**TASK PROMPT**
Exact copies of the records below are required.
━━━━━━━━━━━━━━━━━━━━
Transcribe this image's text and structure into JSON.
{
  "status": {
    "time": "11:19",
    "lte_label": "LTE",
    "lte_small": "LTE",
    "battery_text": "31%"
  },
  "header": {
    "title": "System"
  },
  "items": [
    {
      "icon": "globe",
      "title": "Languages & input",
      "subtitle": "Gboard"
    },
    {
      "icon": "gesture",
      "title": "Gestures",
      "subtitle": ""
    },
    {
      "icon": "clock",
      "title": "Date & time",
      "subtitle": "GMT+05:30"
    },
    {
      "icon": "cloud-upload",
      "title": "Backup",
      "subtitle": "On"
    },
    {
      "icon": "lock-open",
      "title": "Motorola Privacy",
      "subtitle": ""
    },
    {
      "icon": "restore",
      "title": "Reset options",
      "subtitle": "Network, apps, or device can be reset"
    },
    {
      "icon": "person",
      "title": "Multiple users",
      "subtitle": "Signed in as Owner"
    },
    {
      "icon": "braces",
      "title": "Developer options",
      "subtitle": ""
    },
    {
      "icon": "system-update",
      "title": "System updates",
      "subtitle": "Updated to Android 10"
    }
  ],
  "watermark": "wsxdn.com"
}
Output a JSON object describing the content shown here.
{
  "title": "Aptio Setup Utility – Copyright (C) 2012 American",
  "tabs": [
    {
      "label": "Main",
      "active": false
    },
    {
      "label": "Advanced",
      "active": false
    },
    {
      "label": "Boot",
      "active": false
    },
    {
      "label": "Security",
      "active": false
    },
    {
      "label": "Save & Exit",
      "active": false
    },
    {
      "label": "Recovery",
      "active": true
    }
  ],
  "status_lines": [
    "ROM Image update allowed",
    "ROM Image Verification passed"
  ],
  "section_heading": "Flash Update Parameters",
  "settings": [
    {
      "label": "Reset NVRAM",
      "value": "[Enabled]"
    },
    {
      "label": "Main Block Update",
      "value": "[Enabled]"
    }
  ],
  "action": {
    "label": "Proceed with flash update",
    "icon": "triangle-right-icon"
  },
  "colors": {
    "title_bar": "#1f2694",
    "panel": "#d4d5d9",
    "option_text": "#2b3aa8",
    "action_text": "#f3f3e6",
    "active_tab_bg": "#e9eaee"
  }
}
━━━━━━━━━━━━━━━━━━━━
**SOLUTION TO THIS PROBLEM**
Transcribe this image's text and structure into JSON.
{
  "status": {
    "time": "11:19",
    "lte_label": "LTE",
    "lte_small": "LTE",
    "battery_text": "31%"
  },
  "header": {
    "title": "System"
  },
  "items": [
    {
      "icon": "globe",
      "title": "Languages & input",
      "subtitle": "Gboard"
    },
    {
      "icon": "gesture",
      "title": "Gestures",
      "subtitle": ""
    },
    {
      "icon": "clock",
      "title": "Date & time",
      "subtitle": "GMT+05:30"
    },
    {
      "icon": "cloud-upload",
      "title": "Backup",
      "subtitle": "On"
    },
    {
      "icon": "lock-open",
      "title": "Motorola Privacy",
      "subtitle": ""
    },
    {
      "icon": "restore",
      "title": "Reset options",
      "subtitle": "Network, apps, or device can be reset"
    },
    {
      "icon": "person",
      "title": "Multiple users",
      "subtitle": "Signed in as Owner"
    },
    {
      "icon": "braces",
      "title": "Developer options",
      "subtitle": ""
    },
    {
      "icon": "system-update",
      "title": "System updates",
      "subtitle": "Updated to Android 10"
    }
  ],
  "watermark": "wsxdn.com"
}
Output a JSON object describing the content shown here.
{
  "title": "Aptio Setup Utility – Copyright (C) 2012 American",
  "tabs": [
    {
      "label": "Main",
      "active": false
    },
    {
      "label": "Advanced",
      "active": false
    },
    {
      "label": "Boot",
      "active": false
    },
    {
      "label": "Security",
      "active": false
    },
    {
      "label": "Save & Exit",
      "active": false
    },
    {
      "label": "Recovery",
      "active": true
    }
  ],
  "status_lines": [
    "ROM Image update allowed",
    "ROM Image Verification passed"
  ],
  "section_heading": "Flash Update Parameters",
  "settings": [
    {
      "label": "Reset NVRAM",
      "value": "[Enabled]"
    },
    {
      "label": "Main Block Update",
      "value": "[Enabled]"
    }
  ],
  "action": {
    "label": "Proceed with flash update",
    "icon": "triangle-right-icon"
  },
  "colors": {
    "title_bar": "#1f2694",
    "panel": "#d4d5d9",
    "option_text": "#2b3aa8",
    "action_text": "#f3f3e6",
    "active_tab_bg": "#e9eaee"
  }
}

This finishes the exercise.